He visited Nevada in 1987 to buy cattle and saw the captive wild horses and felt a desire to do something about them. According to a Washington Post article from 2019 there are more horses than land can handle on the state, around 50,000 are in holding after periodic round ups.

“It was just too cruel to take a wild horse away from their freedom and home and be contained in a corral,”  shared Black Hills staff on the sanctuary’s Facebook page.

George Mickelson, the South Dakota Governor offered to show him Chilson Canyon in the Southern Black Hills, he had opposition from neighbors and the local government, but still he didn’t give up his dream.

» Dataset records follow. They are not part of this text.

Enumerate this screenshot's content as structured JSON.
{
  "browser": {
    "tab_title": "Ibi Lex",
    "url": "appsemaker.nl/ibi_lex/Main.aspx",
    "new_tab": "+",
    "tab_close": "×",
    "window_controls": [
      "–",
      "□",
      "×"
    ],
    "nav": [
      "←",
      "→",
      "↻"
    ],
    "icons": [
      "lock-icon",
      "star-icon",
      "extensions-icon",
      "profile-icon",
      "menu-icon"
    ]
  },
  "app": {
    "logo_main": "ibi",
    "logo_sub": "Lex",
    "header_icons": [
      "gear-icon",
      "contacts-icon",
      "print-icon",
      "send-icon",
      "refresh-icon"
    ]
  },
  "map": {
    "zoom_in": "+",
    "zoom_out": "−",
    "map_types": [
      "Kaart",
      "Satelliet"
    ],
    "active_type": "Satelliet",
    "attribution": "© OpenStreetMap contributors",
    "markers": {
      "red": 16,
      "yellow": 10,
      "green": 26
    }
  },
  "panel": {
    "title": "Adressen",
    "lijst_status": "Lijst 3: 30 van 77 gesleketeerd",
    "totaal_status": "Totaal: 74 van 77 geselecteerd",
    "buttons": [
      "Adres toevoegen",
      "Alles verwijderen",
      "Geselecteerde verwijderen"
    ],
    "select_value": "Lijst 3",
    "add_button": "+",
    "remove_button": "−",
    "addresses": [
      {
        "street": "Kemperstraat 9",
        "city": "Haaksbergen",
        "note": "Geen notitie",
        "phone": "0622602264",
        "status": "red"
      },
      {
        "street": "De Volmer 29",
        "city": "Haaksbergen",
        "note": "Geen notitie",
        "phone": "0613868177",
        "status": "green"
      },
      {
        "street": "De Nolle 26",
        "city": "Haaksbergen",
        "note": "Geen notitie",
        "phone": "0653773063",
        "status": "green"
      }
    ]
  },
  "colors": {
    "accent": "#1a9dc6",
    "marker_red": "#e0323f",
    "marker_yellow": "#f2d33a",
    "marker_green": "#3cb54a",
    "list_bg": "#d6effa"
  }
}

Dayton worked 7 days a week every day without a vacation and salary, he did it all for the love of the animals.

Thanks to this kind man Black Hills still continues his legacy offering sanctuary to 500 wild horses on what Dayton describes as “potentially the best horse range in the country.”

We need more people like him, rest in peace hero.